The sun was up.  The sand was warm.  The water was excited to hit the shore.

A hammock was swaying in between two coconut trees.  It carried in it five children, laughing loudly as the cool breeze hit their faces.  Another four were standing near the tree, shouting to have their turn on the hammock.  And Caloy was one of them.

The screaming and begging of the kids were halted when Auntie Beth called for lunch.  The boy next to Caloy said, “Let’s race to the picnic table!”  And off the children went, but not Caloy. Once the hammock was vacated, he saw this as an opportunity to ride in the hammock, solo.  But as soon as he sat in it, the rope connecting it to the trees snapped and he fell to the ground.  Auntie Beth saw this.  But instead of helping him stand up, she said angrily, “Is that how an honor student acts?! You know that five had already been on it and you know that the rope is not strong enough.  But still you sat on it.  Didn’t you realize that?
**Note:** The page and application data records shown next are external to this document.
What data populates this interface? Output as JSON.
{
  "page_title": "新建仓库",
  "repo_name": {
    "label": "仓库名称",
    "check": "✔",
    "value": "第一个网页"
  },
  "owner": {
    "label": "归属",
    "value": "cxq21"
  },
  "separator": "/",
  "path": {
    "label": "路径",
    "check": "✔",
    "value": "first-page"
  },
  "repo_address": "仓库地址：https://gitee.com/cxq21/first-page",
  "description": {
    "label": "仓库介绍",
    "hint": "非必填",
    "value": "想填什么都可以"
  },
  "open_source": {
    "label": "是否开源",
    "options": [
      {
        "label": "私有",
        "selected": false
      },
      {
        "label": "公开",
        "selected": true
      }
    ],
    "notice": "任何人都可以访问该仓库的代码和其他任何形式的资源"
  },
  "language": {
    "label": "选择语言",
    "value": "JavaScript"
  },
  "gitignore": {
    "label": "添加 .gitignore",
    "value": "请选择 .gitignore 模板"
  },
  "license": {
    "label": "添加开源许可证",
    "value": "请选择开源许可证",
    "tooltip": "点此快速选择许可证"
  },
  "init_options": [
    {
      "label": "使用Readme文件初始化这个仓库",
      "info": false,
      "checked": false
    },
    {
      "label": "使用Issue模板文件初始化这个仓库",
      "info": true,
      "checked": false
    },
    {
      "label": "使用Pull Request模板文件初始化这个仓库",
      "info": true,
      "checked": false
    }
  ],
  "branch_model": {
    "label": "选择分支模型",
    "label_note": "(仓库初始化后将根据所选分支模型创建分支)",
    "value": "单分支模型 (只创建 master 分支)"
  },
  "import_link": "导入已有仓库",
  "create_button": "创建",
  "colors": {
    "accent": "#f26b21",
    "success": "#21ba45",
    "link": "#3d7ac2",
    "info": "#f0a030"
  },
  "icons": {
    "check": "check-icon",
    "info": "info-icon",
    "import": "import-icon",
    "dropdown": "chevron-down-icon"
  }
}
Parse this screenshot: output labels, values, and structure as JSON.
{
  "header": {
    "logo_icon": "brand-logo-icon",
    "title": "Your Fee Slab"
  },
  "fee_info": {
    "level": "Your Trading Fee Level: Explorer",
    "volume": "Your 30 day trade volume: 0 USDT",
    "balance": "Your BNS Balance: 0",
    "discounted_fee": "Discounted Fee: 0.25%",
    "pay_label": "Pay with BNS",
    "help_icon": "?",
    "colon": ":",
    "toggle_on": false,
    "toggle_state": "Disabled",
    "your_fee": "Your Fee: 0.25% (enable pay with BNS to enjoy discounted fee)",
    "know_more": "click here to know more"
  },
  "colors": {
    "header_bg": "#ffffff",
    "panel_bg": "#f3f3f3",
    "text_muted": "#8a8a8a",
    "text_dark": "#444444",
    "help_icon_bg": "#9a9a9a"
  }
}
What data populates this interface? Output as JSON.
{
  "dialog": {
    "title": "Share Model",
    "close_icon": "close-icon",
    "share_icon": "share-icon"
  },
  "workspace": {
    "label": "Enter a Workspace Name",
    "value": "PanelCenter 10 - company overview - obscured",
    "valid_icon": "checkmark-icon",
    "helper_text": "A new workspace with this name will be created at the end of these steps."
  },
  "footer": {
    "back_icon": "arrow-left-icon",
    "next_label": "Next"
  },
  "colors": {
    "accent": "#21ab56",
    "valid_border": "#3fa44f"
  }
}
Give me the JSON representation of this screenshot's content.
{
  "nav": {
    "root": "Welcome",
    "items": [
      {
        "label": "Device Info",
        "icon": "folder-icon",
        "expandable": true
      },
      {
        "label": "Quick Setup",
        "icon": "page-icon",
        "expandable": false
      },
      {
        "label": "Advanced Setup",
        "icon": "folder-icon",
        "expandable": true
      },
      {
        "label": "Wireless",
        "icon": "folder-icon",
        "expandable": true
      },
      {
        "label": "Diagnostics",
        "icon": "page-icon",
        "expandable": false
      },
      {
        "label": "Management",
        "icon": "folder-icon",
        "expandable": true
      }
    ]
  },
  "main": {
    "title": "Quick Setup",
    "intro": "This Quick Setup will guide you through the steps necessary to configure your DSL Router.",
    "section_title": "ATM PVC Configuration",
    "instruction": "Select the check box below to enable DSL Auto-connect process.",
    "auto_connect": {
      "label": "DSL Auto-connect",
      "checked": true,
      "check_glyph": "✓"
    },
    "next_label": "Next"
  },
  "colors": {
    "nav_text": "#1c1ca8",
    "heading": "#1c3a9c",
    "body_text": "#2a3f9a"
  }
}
Look what happened to you!  You are an honor student, you should have known better!  And… didn’t I tell you to come and eat?”


This post had been transferred by the author to another blog named “Nimotsu Counter.” To continue reading about Caloy, kindly click here.